_Problem statement_:
Figure out how many lines in the records below hold the string "area". That number alone is the answer.

_Records for processing_:
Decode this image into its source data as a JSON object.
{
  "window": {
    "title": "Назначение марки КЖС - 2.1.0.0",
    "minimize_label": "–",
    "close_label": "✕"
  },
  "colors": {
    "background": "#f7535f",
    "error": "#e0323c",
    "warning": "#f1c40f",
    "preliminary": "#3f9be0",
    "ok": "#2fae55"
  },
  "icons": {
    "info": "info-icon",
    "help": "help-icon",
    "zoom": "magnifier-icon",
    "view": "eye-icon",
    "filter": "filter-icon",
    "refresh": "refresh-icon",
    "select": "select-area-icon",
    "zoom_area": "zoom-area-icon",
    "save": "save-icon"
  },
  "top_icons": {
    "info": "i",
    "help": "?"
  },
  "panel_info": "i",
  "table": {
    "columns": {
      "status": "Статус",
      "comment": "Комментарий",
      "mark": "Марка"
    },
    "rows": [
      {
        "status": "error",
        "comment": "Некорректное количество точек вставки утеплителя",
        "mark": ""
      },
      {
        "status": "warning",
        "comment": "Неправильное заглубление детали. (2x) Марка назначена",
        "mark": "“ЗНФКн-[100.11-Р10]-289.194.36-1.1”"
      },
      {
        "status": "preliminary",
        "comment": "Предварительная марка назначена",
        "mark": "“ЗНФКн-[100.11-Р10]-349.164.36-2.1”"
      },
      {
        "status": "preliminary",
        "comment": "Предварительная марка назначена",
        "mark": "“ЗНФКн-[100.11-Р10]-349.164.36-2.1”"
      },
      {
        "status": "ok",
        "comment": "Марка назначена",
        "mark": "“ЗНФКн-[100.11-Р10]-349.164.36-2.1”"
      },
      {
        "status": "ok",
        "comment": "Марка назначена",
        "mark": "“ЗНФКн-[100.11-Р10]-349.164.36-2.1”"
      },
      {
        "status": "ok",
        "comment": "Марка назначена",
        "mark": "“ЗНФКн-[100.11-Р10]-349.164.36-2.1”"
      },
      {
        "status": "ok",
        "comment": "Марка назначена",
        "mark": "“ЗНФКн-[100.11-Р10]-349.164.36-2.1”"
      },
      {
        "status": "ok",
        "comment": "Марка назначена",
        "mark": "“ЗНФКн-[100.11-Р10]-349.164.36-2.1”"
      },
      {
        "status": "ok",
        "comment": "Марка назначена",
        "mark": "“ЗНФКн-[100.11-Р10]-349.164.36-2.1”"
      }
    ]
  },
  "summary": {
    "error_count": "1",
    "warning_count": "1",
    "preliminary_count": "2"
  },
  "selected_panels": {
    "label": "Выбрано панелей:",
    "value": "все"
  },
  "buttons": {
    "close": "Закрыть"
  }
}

_Response box_:
2